Focus on Gathering Evidence to Prove Your Side of the Story
In general, the best thing you can do when you think the other parent is being untruthful is to present your evidence to show your side of the story is the correct one. Unfortunately, the truth does not speak for itself in family law cases when many issues become a case of “he said, she said.”
You should save any evidence in your possession that could show the other parent is lying. For example, you may have texts or emails that prove your side of the story. Any documentary evidence can help bolster your case and give extra weight to your word. Once you know the other parent is saying something that is not true, you should take even more care to document everything and put it in writing. You should take as many pictures and gather as much evidence with a timestamp on it as possible that can back up your version of events. Be extra careful about having any informal conversations that can give the other parent even more ammunition to use against you.
If the lies involve child abuse or domestic violence allegations, you need to be particularly careful. A judge may presume you to be a danger to the children until they know otherwise. There is even the potential for criminal penalties if the judge believes the other parent’s lies.
If you discover a lie after a court proceeding is over, you may be able to file a motion to reopen the child custody case. Courts will only allow a modification when there has been a significant change in the circumstances. Discovering that one parent has been untruthful in a custody proceeding may significantly change circumstances.
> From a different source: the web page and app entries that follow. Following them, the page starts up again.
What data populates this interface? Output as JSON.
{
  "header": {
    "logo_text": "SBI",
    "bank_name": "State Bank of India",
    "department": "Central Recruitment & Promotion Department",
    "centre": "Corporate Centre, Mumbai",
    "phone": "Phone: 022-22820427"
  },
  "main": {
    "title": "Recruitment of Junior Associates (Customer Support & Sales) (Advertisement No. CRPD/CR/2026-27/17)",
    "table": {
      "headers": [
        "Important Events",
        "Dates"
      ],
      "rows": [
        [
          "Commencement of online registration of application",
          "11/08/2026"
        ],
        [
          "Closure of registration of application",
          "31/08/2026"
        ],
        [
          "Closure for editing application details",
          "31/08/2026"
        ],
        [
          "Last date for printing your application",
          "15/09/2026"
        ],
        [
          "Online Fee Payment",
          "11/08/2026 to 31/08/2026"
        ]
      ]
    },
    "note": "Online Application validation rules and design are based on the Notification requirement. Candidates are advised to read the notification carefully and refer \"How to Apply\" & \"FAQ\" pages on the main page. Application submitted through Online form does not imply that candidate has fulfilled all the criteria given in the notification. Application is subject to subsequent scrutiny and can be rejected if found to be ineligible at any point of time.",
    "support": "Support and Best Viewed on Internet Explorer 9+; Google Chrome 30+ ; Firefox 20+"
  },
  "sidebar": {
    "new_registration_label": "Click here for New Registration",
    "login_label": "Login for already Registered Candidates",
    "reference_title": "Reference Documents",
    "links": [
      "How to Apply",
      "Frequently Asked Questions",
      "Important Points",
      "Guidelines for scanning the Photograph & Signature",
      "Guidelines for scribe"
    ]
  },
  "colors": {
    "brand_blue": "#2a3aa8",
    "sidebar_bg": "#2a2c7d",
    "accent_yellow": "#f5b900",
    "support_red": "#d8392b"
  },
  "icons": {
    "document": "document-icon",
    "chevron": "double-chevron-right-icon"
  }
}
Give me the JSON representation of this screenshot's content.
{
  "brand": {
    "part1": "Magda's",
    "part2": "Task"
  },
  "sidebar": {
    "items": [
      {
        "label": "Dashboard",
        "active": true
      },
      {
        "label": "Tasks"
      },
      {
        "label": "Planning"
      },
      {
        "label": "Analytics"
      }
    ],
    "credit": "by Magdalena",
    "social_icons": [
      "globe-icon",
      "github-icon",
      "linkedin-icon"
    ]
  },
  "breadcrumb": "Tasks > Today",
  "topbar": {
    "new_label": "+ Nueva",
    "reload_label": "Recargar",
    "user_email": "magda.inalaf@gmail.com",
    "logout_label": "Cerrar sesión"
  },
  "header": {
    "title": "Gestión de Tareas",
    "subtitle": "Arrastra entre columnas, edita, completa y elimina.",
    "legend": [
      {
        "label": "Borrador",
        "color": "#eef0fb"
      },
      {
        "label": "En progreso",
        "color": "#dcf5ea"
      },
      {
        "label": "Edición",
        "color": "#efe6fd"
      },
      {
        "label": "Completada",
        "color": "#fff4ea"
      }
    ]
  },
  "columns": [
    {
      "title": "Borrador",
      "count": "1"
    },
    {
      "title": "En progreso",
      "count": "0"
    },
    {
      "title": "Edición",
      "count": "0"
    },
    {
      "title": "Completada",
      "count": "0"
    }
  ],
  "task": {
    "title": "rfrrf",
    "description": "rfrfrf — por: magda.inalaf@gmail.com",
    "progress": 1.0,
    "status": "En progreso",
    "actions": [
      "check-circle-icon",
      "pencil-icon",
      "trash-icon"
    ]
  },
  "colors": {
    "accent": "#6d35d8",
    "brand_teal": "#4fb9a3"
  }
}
If you learn after a court proceeding is over that the other parent lied, you should contact an experienced child custody attorney to learn whether there is anything you can do about it.